**** RECORDS FOR THIS EXERCISE ****

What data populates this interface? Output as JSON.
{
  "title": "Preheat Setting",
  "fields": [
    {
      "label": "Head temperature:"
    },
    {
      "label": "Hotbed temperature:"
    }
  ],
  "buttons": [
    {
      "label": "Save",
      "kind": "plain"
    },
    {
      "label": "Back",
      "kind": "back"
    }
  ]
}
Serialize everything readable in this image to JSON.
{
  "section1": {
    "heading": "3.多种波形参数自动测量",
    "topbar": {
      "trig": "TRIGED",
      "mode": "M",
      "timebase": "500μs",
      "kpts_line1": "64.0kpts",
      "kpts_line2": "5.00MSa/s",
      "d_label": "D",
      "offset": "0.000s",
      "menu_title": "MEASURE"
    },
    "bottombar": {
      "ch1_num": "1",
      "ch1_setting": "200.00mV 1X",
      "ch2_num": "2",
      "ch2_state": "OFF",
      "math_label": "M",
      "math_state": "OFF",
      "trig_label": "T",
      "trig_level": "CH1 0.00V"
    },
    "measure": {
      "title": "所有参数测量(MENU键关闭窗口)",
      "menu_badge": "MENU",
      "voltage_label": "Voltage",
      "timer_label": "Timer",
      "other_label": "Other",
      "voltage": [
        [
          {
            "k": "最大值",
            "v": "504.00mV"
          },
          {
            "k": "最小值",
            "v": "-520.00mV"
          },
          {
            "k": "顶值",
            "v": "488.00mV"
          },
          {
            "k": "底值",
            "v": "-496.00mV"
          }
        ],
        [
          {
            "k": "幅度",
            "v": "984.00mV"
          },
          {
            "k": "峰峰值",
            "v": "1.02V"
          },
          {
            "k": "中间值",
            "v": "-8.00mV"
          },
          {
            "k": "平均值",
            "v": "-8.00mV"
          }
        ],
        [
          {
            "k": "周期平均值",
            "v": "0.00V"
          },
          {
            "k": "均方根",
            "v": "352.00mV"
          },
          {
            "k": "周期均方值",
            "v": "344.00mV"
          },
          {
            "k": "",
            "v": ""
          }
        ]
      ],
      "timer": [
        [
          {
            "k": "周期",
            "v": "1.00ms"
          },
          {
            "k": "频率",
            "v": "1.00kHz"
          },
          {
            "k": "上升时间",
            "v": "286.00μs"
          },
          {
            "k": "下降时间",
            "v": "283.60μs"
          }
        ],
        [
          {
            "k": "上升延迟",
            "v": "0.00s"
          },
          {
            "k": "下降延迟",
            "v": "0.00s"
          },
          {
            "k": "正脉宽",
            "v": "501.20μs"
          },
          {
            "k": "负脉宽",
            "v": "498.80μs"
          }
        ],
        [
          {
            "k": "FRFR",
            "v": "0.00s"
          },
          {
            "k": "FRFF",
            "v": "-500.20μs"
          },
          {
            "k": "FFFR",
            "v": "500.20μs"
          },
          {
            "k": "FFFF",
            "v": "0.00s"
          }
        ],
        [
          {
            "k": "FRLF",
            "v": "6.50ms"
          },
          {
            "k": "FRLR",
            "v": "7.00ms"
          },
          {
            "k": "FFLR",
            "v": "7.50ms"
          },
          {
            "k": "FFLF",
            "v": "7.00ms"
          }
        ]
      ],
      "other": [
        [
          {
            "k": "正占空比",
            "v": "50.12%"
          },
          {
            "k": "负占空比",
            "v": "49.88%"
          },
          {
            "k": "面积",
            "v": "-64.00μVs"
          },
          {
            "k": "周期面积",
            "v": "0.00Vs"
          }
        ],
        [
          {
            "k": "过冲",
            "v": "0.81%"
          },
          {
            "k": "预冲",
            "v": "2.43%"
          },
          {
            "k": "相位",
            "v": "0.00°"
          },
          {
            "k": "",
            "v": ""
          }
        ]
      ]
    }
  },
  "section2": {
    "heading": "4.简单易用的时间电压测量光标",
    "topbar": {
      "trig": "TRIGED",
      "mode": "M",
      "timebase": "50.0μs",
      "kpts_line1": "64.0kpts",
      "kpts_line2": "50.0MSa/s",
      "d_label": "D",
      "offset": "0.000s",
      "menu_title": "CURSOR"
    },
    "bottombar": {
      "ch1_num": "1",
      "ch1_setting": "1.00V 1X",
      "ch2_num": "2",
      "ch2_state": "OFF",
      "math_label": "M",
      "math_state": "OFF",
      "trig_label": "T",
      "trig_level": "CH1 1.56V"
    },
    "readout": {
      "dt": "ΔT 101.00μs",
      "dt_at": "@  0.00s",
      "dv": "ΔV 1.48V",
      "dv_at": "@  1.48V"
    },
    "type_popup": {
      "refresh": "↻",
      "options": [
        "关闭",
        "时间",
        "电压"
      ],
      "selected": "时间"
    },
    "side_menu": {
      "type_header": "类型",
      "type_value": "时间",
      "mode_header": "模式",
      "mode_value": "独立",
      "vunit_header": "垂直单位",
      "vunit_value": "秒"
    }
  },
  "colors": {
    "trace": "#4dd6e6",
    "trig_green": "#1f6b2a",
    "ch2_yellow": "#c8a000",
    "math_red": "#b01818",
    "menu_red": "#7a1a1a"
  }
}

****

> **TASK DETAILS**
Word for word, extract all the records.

> **TASK RESULT**
What data populates this interface? Output as JSON.
{
  "title": "Preheat Setting",
  "fields": [
    {
      "label": "Head temperature:"
    },
    {
      "label": "Hotbed temperature:"
    }
  ],
  "buttons": [
    {
      "label": "Save",
      "kind": "plain"
    },
    {
      "label": "Back",
      "kind": "back"
    }
  ]
}
Serialize everything readable in this image to JSON.
{
  "section1": {
    "heading": "3.多种波形参数自动测量",
    "topbar": {
      "trig": "TRIGED",
      "mode": "M",
      "timebase": "500μs",
      "kpts_line1": "64.0kpts",
      "kpts_line2": "5.00MSa/s",
      "d_label": "D",
      "offset": "0.000s",
      "menu_title": "MEASURE"
    },
    "bottombar": {
      "ch1_num": "1",
      "ch1_setting": "200.00mV 1X",
      "ch2_num": "2",
      "ch2_state": "OFF",
      "math_label": "M",
      "math_state": "OFF",
      "trig_label": "T",
      "trig_level": "CH1 0.00V"
    },
    "measure": {
      "title": "所有参数测量(MENU键关闭窗口)",
      "menu_badge": "MENU",
      "voltage_label": "Voltage",
      "timer_label": "Timer",
      "other_label": "Other",
      "voltage": [
        [
          {
            "k": "最大值",
            "v": "504.00mV"
          },
          {
            "k": "最小值",
            "v": "-520.00mV"
          },
          {
            "k": "顶值",
            "v": "488.00mV"
          },
          {
            "k": "底值",
            "v": "-496.00mV"
          }
        ],
        [
          {
            "k": "幅度",
            "v": "984.00mV"
          },
          {
            "k": "峰峰值",
            "v": "1.02V"
          },
          {
            "k": "中间值",
            "v": "-8.00mV"
          },
          {
            "k": "平均值",
            "v": "-8.00mV"
          }
        ],
        [
          {
            "k": "周期平均值",
            "v": "0.00V"
          },
          {
            "k": "均方根",
            "v": "352.00mV"
          },
          {
            "k": "周期均方值",
            "v": "344.00mV"
          },
          {
            "k": "",
            "v": ""
          }
        ]
      ],
      "timer": [
        [
          {
            "k": "周期",
            "v": "1.00ms"
          },
          {
            "k": "频率",
            "v": "1.00kHz"
          },
          {
            "k": "上升时间",
            "v": "286.00μs"
          },
          {
            "k": "下降时间",
            "v": "283.60μs"
          }
        ],
        [
          {
            "k": "上升延迟",
            "v": "0.00s"
          },
          {
            "k": "下降延迟",
            "v": "0.00s"
          },
          {
            "k": "正脉宽",
            "v": "501.20μs"
          },
          {
            "k": "负脉宽",
            "v": "498.80μs"
          }
        ],
        [
          {
            "k": "FRFR",
            "v": "0.00s"
          },
          {
            "k": "FRFF",
            "v": "-500.20μs"
          },
          {
            "k": "FFFR",
            "v": "500.20μs"
          },
          {
            "k": "FFFF",
            "v": "0.00s"
          }
        ],
        [
          {
            "k": "FRLF",
            "v": "6.50ms"
          },
          {
            "k": "FRLR",
            "v": "7.00ms"
          },
          {
            "k": "FFLR",
            "v": "7.50ms"
          },
          {
            "k": "FFLF",
            "v": "7.00ms"
          }
        ]
      ],
      "other": [
        [
          {
            "k": "正占空比",
            "v": "50.12%"
          },
          {
            "k": "负占空比",
            "v": "49.88%"
          },
          {
            "k": "面积",
            "v": "-64.00μVs"
          },
          {
            "k": "周期面积",
            "v": "0.00Vs"
          }
        ],
        [
          {
            "k": "过冲",
            "v": "0.81%"
          },
          {
            "k": "预冲",
            "v": "2.43%"
          },
          {
            "k": "相位",
            "v": "0.00°"
          },
          {
            "k": "",
            "v": ""
          }
        ]
      ]
    }
  },
  "section2": {
    "heading": "4.简单易用的时间电压测量光标",
    "topbar": {
      "trig": "TRIGED",
      "mode": "M",
      "timebase": "50.0μs",
      "kpts_line1": "64.0kpts",
      "kpts_line2": "50.0MSa/s",
      "d_label": "D",
      "offset": "0.000s",
      "menu_title": "CURSOR"
    },
    "bottombar": {
      "ch1_num": "1",
      "ch1_setting": "1.00V 1X",
      "ch2_num": "2",
      "ch2_state": "OFF",
      "math_label": "M",
      "math_state": "OFF",
      "trig_label": "T",
      "trig_level": "CH1 1.56V"
    },
    "readout": {
      "dt": "ΔT 101.00μs",
      "dt_at": "@  0.00s",
      "dv": "ΔV 1.48V",
      "dv_at": "@  1.48V"
    },
    "type_popup": {
      "refresh": "↻",
      "options": [
        "关闭",
        "时间",
        "电压"
      ],
      "selected": "时间"
    },
    "side_menu": {
      "type_header": "类型",
      "type_value": "时间",
      "mode_header": "模式",
      "mode_value": "独立",
      "vunit_header": "垂直单位",
      "vunit_value": "秒"
    }
  },
  "colors": {
    "trace": "#4dd6e6",
    "trig_green": "#1f6b2a",
    "ch2_yellow": "#c8a000",
    "math_red": "#b01818",
    "menu_red": "#7a1a1a"
  }
}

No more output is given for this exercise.